The Mishnah in Masechet Sanhedrin (90a) states: “One who utters the ineffable name of Hashem through its letters has no share in the World to Come.” Rabbeinu Chaim Vital writes in the name Rabbeinu Ha’Ari z”l that “uttering Hashem’s ineffable name through its letters” means that it is prohibited to pronounce the ineffable name of Hashem composed of the letters “Yod” and “Heh” and “Vav” and “Heh” at any time. Even during blessings and prayers one may not pronounce the name of Hashem the way it is written; rather, one must pronounce it as the name of Hashem referred to as “Adnut,” which is composed of the letters “Alef,” “Dalet,” “Nun,” and “Yod.” (Certainly, it is permissible to use the “Adnut” name of Hashem only in the context of blessings, prayers, or Hallel, for uttering the name of Hashem in vain constitutes a Torah prohibition.)
This is indeed the prevalent custom among the entire Jewish nation in that although the name appears in Siddurim in its original spelling of “Yod”, “Heh”, “Vav”, and “Heh”, it is pronounced as the “Adnut” name.
Rabbeinu Ha’Ari z”l adds that it is likewise forbidden to speak out the letters of Hashem’s ineffable name (as such: “Yod” and then “Heh” and then “Vav” and then “Heh” consecutively), for this also constitutes the name of Hashem which is prohibited to mention. One who utters it in this way has no share in the World to Come either. Maran Ha’Chida writes that this constitutes a lack of respect toward Hashem, for as we have discussed in the laws of honoring one’s parents, one may not call one’s father by his first name; similarly, one may not mention the name of one’s Father in Heaven. Mentioning Hashem’s name is indeed even more stringent, for one may speak out the letters of his father’s name, for instance, if one’s father’s name is Yaakov, one may speak out “Yod,” “Ayin,” “Kuf,” “Bet”; however, the name of Hashem may not even be mentioned in this manner, as we have explained.
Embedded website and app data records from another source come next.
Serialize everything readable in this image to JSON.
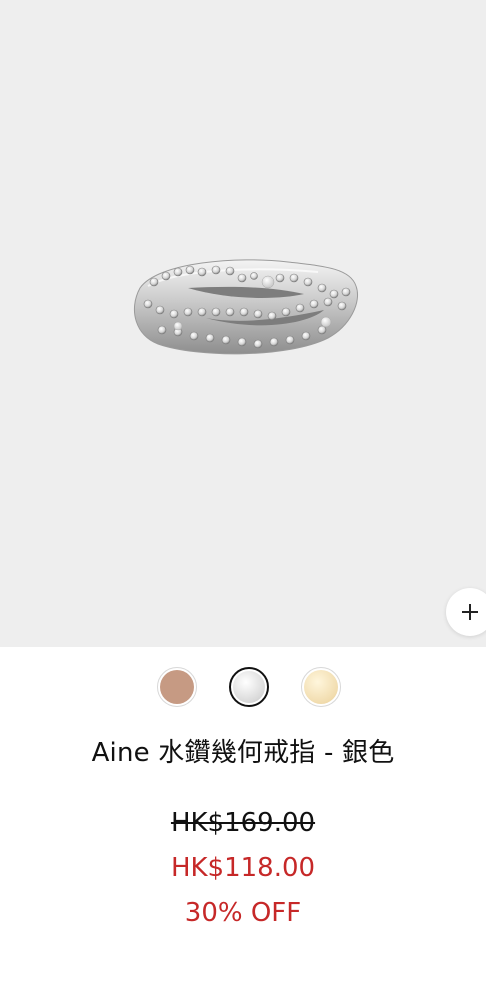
{
  "product": {
    "title": "Aine 水鑽幾何戒指 - 銀色",
    "original_price": "HK$169.00",
    "sale_price": "HK$118.00",
    "discount": "30% OFF",
    "image_icon": "silver-crystal-ring"
  },
  "actions": {
    "add_icon": "plus-icon"
  },
  "swatches": [
    {
      "color_name": "rose-gold",
      "hex": "#c69a83",
      "selected": false
    },
    {
      "color_name": "silver",
      "hex": "#e9e9e9",
      "selected": true
    },
    {
      "color_name": "gold",
      "hex": "#f1dcae",
      "selected": false
    }
  ],
  "colors": {
    "image_background": "#eeeeee",
    "sale_red": "#c62828",
    "text": "#111111"
  }
}
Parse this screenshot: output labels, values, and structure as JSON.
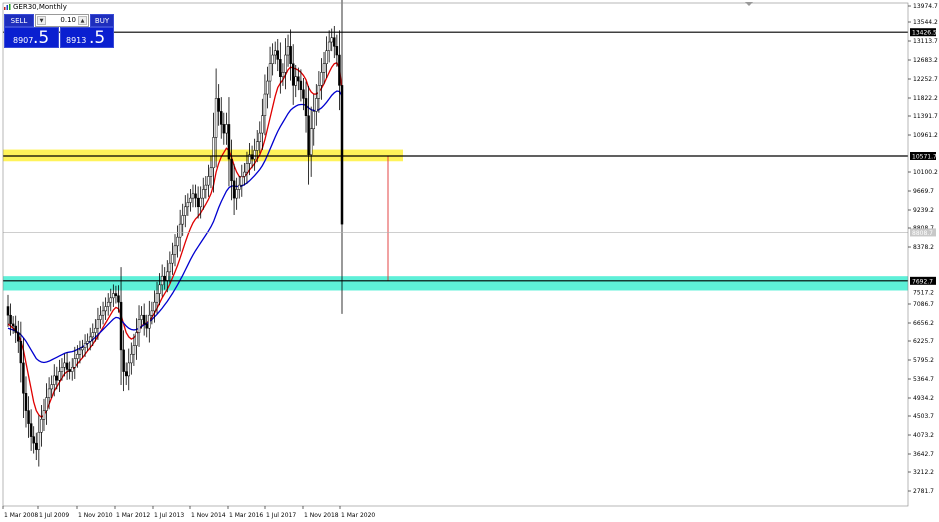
{
  "header": {
    "symbol_title": "GER30,Monthly",
    "icon": "chart-window-icon"
  },
  "trade_panel": {
    "sell_label": "SELL",
    "buy_label": "BUY",
    "lot_value": "0.10",
    "sell_price_small": "8907",
    "sell_price_big": ".5",
    "buy_price_small": "8913",
    "buy_price_big": ".5"
  },
  "colors": {
    "candles": "#000000",
    "ma_fast": "#e00000",
    "ma_slow": "#0000d0",
    "resistance_zone": "#fff35a",
    "support_zone": "#5ef0d8",
    "panel_blue": "#0a1fd0"
  },
  "chart_data": {
    "type": "candlestick",
    "y_axis_labels": [
      "13974.7",
      "13544.2",
      "13113.7",
      "12683.2",
      "12252.7",
      "11822.2",
      "11391.7",
      "10961.2",
      "10100.2",
      "9669.7",
      "9239.2",
      "8808.7",
      "8378.2",
      "7086.7",
      "6656.2",
      "6225.7",
      "5795.2",
      "5364.7",
      "4934.2",
      "4503.7",
      "4073.2",
      "3642.7",
      "3212.2",
      "2781.7"
    ],
    "x_axis_labels": [
      "1 Mar 2008",
      "1 Jul 2009",
      "1 Nov 2010",
      "1 Mar 2012",
      "1 Jul 2013",
      "1 Nov 2014",
      "1 Mar 2016",
      "1 Jul 2017",
      "1 Nov 2018",
      "1 Mar 2020"
    ],
    "ylim": [
      2500,
      14100
    ],
    "current_price_label": "8808.7",
    "price_levels": [
      {
        "label": "13426.5",
        "value": 13426.5,
        "color": "#000000"
      },
      {
        "label": "10571.7",
        "value": 10571.7,
        "color": "#000000"
      },
      {
        "label": "7692.7",
        "value": 7692.7,
        "color": "#000000"
      }
    ],
    "zones": [
      {
        "name": "resistance",
        "low": 10450,
        "high": 10720,
        "color": "#fff35a"
      },
      {
        "name": "support",
        "low": 7470,
        "high": 7800,
        "color": "#5ef0d8"
      }
    ],
    "extra_label": "7517.2",
    "closes": [
      6900,
      6700,
      6650,
      6500,
      6300,
      5800,
      5100,
      4700,
      4400,
      4100,
      3950,
      3800,
      4200,
      4500,
      4700,
      5000,
      5200,
      5300,
      5500,
      5400,
      5600,
      5700,
      5800,
      5650,
      5600,
      5700,
      5900,
      6000,
      6100,
      6150,
      6250,
      6300,
      6400,
      6500,
      6600,
      6800,
      6900,
      7000,
      7100,
      7200,
      7300,
      7400,
      7350,
      7200,
      6100,
      5600,
      5500,
      5800,
      6000,
      6200,
      6500,
      6800,
      6900,
      6700,
      6600,
      6900,
      7000,
      7200,
      7400,
      7600,
      7800,
      7700,
      7900,
      8100,
      8300,
      8500,
      8700,
      9000,
      9200,
      9400,
      9500,
      9600,
      9700,
      9600,
      9400,
      9600,
      9800,
      9900,
      10100,
      10300,
      11000,
      11900,
      11600,
      11300,
      11100,
      11300,
      10500,
      10000,
      9600,
      9800,
      9900,
      10100,
      10200,
      10400,
      10600,
      10500,
      10700,
      10900,
      11100,
      11500,
      12000,
      12300,
      12700,
      12900,
      13000,
      12800,
      12400,
      12500,
      12900,
      13100,
      12700,
      12200,
      12400,
      12300,
      12100,
      11900,
      11500,
      10600,
      11200,
      11600,
      11900,
      12200,
      12500,
      12700,
      13000,
      13200,
      13300,
      13100,
      12900,
      12200,
      9000
    ],
    "ma_fast": [
      6700,
      6650,
      6600,
      6550,
      6450,
      6300,
      6100,
      5800,
      5500,
      5200,
      4900,
      4700,
      4600,
      4550,
      4600,
      4700,
      4850,
      5000,
      5150,
      5250,
      5350,
      5450,
      5550,
      5600,
      5620,
      5650,
      5700,
      5780,
      5850,
      5920,
      6000,
      6080,
      6150,
      6230,
      6320,
      6420,
      6520,
      6620,
      6720,
      6820,
      6920,
      7020,
      7080,
      7050,
      6900,
      6700,
      6500,
      6400,
      6350,
      6380,
      6450,
      6560,
      6650,
      6700,
      6720,
      6780,
      6850,
      6950,
      7060,
      7180,
      7300,
      7400,
      7500,
      7620,
      7760,
      7900,
      8050,
      8220,
      8400,
      8580,
      8750,
      8900,
      9030,
      9120,
      9180,
      9260,
      9360,
      9460,
      9570,
      9700,
      9900,
      10200,
      10400,
      10550,
      10650,
      10750,
      10700,
      10550,
      10350,
      10200,
      10100,
      10080,
      10100,
      10160,
      10250,
      10320,
      10400,
      10500,
      10600,
      10750,
      10950,
      11200,
      11450,
      11700,
      11950,
      12150,
      12250,
      12330,
      12440,
      12560,
      12620,
      12600,
      12580,
      12550,
      12500,
      12430,
      12330,
      12150,
      12050,
      12000,
      12000,
      12050,
      12130,
      12240,
      12370,
      12500,
      12620,
      12700,
      12720,
      12600,
      12100
    ],
    "ma_slow": [
      6600,
      6580,
      6560,
      6530,
      6500,
      6450,
      6380,
      6300,
      6200,
      6100,
      6000,
      5900,
      5850,
      5820,
      5810,
      5820,
      5840,
      5870,
      5900,
      5930,
      5960,
      5990,
      6020,
      6040,
      6050,
      6060,
      6080,
      6110,
      6140,
      6170,
      6210,
      6250,
      6290,
      6340,
      6390,
      6450,
      6510,
      6570,
      6630,
      6690,
      6750,
      6810,
      6850,
      6840,
      6790,
      6720,
      6650,
      6600,
      6570,
      6560,
      6570,
      6600,
      6640,
      6680,
      6710,
      6750,
      6800,
      6860,
      6920,
      6990,
      7060,
      7140,
      7220,
      7310,
      7400,
      7500,
      7600,
      7710,
      7820,
      7940,
      8060,
      8180,
      8290,
      8390,
      8480,
      8570,
      8660,
      8750,
      8840,
      8940,
      9060,
      9220,
      9380,
      9520,
      9640,
      9760,
      9840,
      9880,
      9880,
      9870,
      9870,
      9880,
      9910,
      9950,
      10000,
      10060,
      10120,
      10190,
      10260,
      10350,
      10460,
      10590,
      10730,
      10870,
      11010,
      11140,
      11250,
      11350,
      11450,
      11550,
      11630,
      11680,
      11720,
      11750,
      11760,
      11760,
      11740,
      11680,
      11640,
      11620,
      11620,
      11640,
      11680,
      11740,
      11810,
      11890,
      11970,
      12030,
      12070,
      12060,
      11950
    ],
    "drop_projection": {
      "from": 10571.7,
      "to": 7692.7
    }
  }
}
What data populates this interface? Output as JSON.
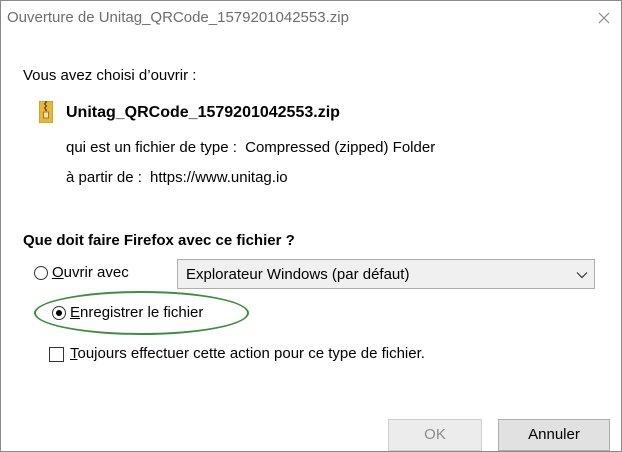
{
  "window": {
    "title": "Ouverture de Unitag_QRCode_1579201042553.zip"
  },
  "intro": "Vous avez choisi d’ouvrir :",
  "file": {
    "name": "Unitag_QRCode_1579201042553.zip",
    "icon": "zip-icon",
    "type_label": "qui est un fichier de type :",
    "type_value": "Compressed (zipped) Folder",
    "from_label": "à partir de :",
    "from_value": "https://www.unitag.io"
  },
  "question": "Que doit faire Firefox avec ce fichier ?",
  "options": {
    "open": {
      "mnemonic": "O",
      "rest": "uvrir avec",
      "selected": false,
      "app_value": "Explorateur Windows (par défaut)"
    },
    "save": {
      "mnemonic": "E",
      "rest": "nregistrer le fichier",
      "selected": true
    },
    "always": {
      "mnemonic": "T",
      "rest": "oujours effectuer cette action pour ce type de fichier.",
      "checked": false
    }
  },
  "buttons": {
    "ok": "OK",
    "cancel": "Annuler"
  },
  "colors": {
    "highlight_ring": "#3e8e3e",
    "title_text": "#6d6d6d",
    "zip_icon": "#e8b73a"
  }
}
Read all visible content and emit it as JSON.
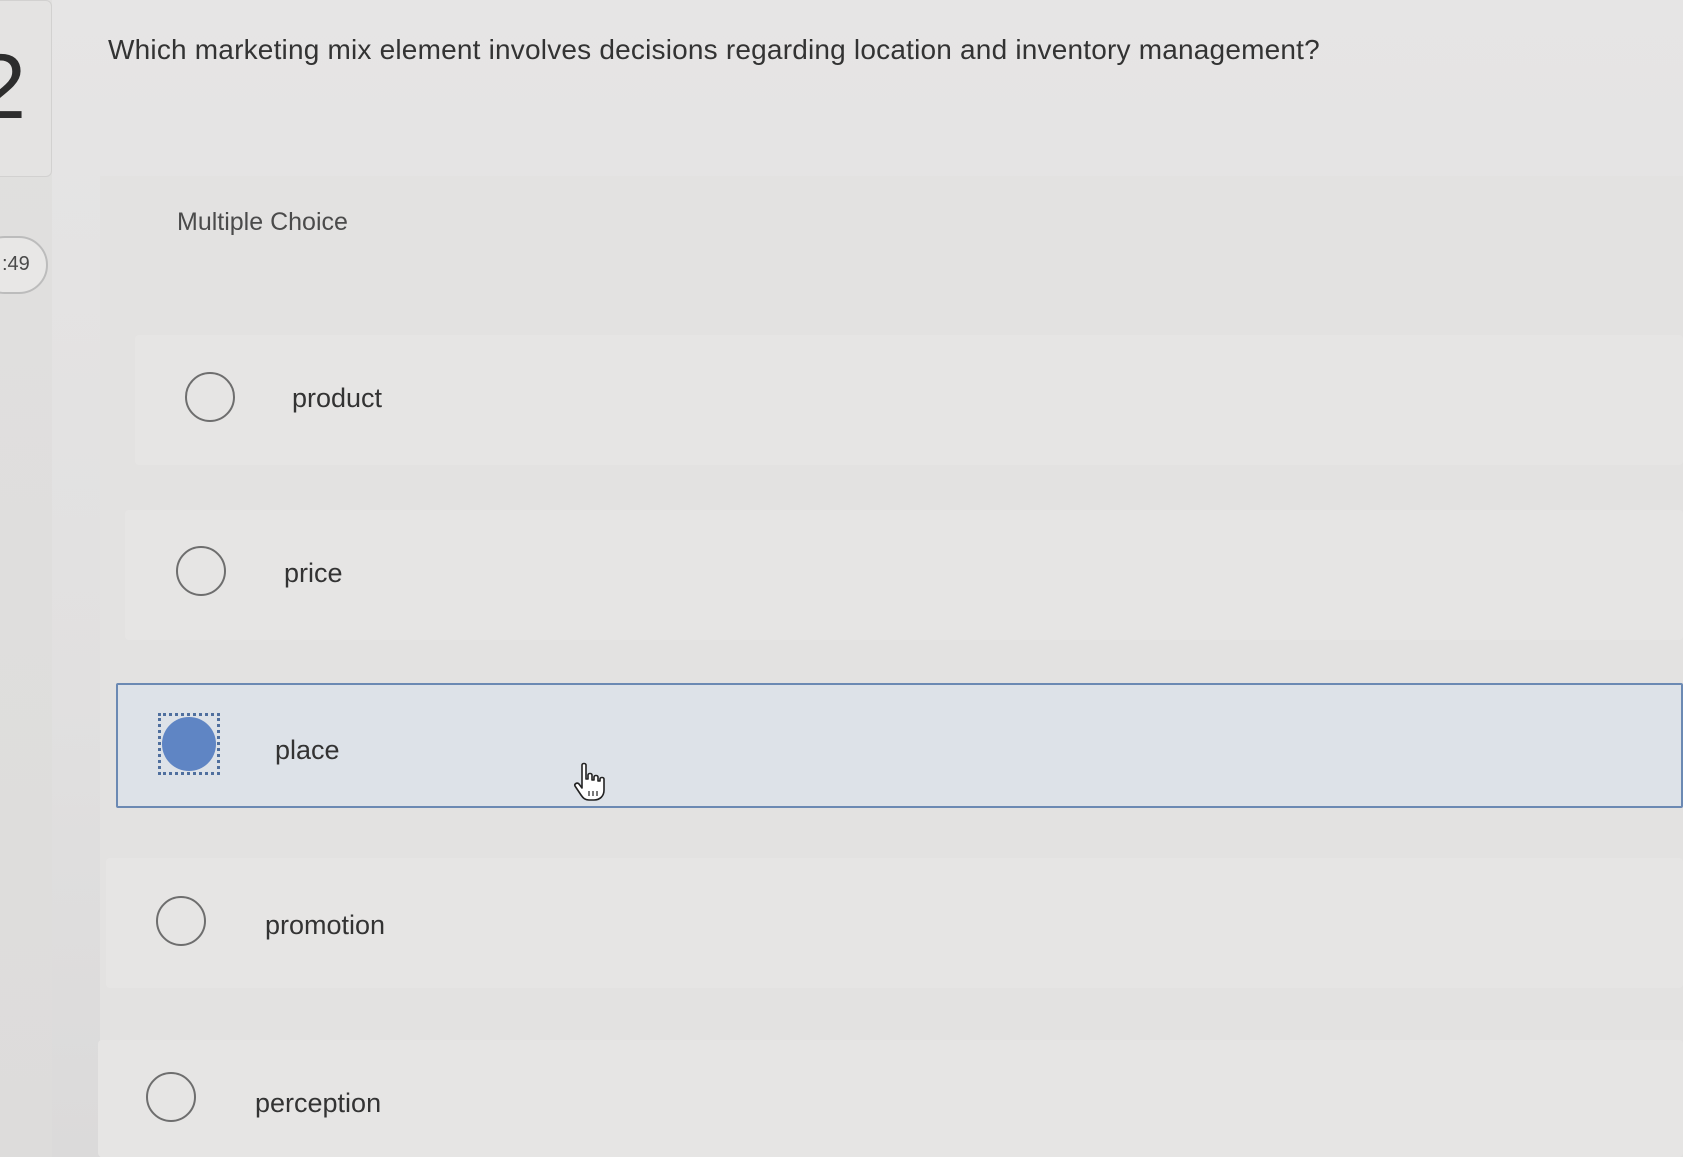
{
  "question": {
    "number": "2",
    "timer": ":49",
    "text": "Which marketing mix element involves decisions regarding location and inventory management?"
  },
  "section_label": "Multiple Choice",
  "options": [
    {
      "label": "product",
      "selected": false
    },
    {
      "label": "price",
      "selected": false
    },
    {
      "label": "place",
      "selected": true
    },
    {
      "label": "promotion",
      "selected": false
    },
    {
      "label": "perception",
      "selected": false
    }
  ],
  "colors": {
    "selected_fill": "#5f85c4",
    "selected_border": "#6b89b3"
  },
  "icons": {
    "cursor": "hand-pointer-icon"
  }
}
It seems from the words of the Ari z”l that the prohibition of uttering Hashem’s name in this way is more severe than actually pronouncing Hashem’s ineffable name as it is written.
Thus, the Poskim write that even while reciting the “Leshem Yichud” texts printed in Siddurim, one must take care to say “Le’Yachada Shem Yod Keh Be’Vav Keh” and not speak out the letter “Heh” (i.e. replacing “Heh” with “Keh”), for the alternative would constitute the prohibition of speaking out the letters of Hashem’s ineffable name.
The Poskim disagree on whether it is prohibited to speak out the letters of Hashem’s “Adnut” name, meaning to say “Alef,” “Dalet,” “Nun,” “Yod” or is this only prohibited when one speaks out the letters of the name of Hashem as it is written. Maran Rabbeinu Ovadia Yosef zt”l rules that the letter of the law dictates that one may be lenient in this matter in accordance with the view of the Radbaz (although the Tosafot [Sukkah 5a] write that people customarily abstain from speaking out the letters of the “Adnut” name of Hashem as well; if one can be careful regarding this matter in accordance with this opinion, one is especially praiseworthy).
Maran zt”l adds that even regarding the ineffable name of Hashem, if one does not intend to utter the name of Hashem, there is room for leniency. It is therefore permissible to recite “Abaye Hava Mesader Seder Ha’Ma’aracha” in the Shacharit prayer without pausing between the words “Abaye” and “Hava” although this may sound like he is uttering Hashem’s ineffable name; it is nevertheless preferable to make a short pause between the words “Abaye” and “Hava.”